- **Activity**: Each line with the word "this" must appear in the answer, copied from the records.

- **Dataset records**:
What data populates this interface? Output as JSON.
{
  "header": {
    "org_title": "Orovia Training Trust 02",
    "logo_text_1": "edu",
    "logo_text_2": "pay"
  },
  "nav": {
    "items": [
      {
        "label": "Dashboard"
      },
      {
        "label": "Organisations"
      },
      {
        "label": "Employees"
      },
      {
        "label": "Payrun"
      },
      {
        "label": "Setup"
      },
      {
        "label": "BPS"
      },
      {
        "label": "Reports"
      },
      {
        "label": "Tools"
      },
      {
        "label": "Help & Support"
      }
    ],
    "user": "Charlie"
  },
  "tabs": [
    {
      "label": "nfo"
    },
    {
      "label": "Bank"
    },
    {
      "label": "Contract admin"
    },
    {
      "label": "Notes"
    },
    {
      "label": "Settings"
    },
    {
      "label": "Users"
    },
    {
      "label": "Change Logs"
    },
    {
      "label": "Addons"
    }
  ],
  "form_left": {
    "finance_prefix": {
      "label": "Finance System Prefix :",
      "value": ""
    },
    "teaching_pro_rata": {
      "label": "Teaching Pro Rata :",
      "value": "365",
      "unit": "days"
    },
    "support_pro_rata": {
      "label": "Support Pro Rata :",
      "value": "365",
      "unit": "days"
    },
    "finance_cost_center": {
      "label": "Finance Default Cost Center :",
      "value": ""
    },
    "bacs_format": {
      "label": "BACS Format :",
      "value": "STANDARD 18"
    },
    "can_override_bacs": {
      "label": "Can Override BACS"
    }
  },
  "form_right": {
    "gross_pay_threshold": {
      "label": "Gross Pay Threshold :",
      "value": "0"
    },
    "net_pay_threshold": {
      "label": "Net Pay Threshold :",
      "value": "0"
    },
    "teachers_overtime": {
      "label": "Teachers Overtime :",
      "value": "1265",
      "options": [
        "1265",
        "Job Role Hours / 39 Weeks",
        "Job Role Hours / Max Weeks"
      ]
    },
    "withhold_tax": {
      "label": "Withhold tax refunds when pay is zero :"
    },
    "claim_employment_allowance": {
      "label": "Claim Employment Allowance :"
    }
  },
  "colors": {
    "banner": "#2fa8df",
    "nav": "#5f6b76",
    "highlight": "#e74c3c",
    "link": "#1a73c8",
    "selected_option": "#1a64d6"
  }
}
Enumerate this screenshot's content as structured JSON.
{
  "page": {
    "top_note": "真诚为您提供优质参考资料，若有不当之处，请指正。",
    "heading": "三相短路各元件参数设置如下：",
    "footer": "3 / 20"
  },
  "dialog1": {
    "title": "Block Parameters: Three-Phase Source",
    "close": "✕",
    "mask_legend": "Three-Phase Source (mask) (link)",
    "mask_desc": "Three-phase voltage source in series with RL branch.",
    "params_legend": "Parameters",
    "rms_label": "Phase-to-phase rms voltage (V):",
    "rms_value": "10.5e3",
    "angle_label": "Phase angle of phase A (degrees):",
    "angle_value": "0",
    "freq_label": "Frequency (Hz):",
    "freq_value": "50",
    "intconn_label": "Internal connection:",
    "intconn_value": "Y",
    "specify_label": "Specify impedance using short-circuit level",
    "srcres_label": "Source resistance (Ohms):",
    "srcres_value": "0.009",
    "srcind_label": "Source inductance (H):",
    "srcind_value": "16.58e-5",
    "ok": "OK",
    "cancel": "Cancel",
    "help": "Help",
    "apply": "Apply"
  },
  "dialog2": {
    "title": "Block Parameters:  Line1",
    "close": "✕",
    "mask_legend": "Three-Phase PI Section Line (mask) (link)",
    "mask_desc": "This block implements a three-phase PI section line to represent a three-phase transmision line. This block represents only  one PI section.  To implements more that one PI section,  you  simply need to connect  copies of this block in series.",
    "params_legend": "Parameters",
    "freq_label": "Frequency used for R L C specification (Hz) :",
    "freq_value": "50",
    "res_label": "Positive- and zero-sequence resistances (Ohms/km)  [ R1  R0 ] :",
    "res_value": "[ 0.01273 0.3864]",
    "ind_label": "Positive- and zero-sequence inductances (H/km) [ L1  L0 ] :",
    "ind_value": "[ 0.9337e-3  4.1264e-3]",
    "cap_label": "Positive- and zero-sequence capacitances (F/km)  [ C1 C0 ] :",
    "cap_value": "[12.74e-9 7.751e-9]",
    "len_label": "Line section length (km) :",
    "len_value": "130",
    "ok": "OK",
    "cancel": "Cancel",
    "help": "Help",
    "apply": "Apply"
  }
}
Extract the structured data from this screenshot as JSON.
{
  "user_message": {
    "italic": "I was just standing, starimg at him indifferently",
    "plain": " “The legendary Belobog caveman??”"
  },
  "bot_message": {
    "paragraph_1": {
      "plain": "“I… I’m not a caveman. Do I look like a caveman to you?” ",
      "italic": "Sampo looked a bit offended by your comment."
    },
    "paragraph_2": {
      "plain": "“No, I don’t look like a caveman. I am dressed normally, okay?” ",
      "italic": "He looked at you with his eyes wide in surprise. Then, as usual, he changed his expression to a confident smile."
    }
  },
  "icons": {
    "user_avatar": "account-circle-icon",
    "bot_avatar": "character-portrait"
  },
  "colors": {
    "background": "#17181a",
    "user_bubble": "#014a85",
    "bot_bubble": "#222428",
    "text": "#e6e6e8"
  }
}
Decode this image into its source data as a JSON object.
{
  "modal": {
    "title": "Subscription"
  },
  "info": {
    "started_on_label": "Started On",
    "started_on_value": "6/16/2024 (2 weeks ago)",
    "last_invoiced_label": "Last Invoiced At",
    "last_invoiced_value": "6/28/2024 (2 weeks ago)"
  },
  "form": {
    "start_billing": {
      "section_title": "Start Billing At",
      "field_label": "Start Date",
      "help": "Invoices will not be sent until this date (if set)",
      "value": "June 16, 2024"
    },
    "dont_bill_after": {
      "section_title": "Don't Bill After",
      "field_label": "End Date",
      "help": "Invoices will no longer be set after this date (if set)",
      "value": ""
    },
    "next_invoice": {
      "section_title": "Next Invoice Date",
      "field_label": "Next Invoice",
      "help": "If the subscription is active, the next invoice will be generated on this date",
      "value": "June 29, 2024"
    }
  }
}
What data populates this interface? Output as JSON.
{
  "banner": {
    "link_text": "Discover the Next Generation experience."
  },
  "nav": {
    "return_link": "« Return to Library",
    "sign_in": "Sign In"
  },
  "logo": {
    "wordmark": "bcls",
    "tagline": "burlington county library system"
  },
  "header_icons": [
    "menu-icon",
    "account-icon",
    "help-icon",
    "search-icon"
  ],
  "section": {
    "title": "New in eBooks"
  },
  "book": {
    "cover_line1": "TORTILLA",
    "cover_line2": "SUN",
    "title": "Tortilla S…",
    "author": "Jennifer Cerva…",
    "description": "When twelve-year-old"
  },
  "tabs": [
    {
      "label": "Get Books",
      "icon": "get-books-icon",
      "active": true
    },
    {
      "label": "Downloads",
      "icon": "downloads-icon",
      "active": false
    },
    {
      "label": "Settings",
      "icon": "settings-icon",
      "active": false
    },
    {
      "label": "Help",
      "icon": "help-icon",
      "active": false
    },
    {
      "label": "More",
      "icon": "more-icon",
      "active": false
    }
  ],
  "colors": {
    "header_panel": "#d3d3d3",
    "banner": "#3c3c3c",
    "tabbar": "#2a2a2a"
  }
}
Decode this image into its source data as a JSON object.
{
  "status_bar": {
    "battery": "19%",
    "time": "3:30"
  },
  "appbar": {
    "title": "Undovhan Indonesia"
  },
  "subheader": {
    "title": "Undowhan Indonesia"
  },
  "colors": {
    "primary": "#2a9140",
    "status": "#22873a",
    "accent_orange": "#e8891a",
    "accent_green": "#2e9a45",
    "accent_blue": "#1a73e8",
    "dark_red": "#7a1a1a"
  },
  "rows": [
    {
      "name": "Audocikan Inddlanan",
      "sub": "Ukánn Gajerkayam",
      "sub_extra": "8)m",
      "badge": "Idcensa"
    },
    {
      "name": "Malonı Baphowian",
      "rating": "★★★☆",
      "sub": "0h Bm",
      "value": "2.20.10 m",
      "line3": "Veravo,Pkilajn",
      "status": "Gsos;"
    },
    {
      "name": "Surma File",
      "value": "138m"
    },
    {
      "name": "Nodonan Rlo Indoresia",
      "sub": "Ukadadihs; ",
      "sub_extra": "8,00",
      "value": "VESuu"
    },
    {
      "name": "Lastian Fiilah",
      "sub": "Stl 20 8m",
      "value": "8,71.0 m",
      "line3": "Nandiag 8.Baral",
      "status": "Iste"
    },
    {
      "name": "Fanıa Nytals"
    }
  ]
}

- **Exercise output**:
What data populates this interface? Output as JSON.
Enumerate this screenshot's content as structured JSON.
    "mask_desc": "This block implements a three-phase PI section line to represent a three-phase transmision line. This block represents only  one PI section.  To implements more that one PI section,  you  simply need to connect  copies of this block in series.",
Extract the structured data from this screenshot as JSON.
Decode this image into its source data as a JSON object.
      "help": "Invoices will not be sent until this date (if set)",
      "help": "Invoices will no longer be set after this date (if set)",
      "help": "If the subscription is active, the next invoice will be generated on this date",
What data populates this interface? Output as JSON.
Decode this image into its source data as a JSON object.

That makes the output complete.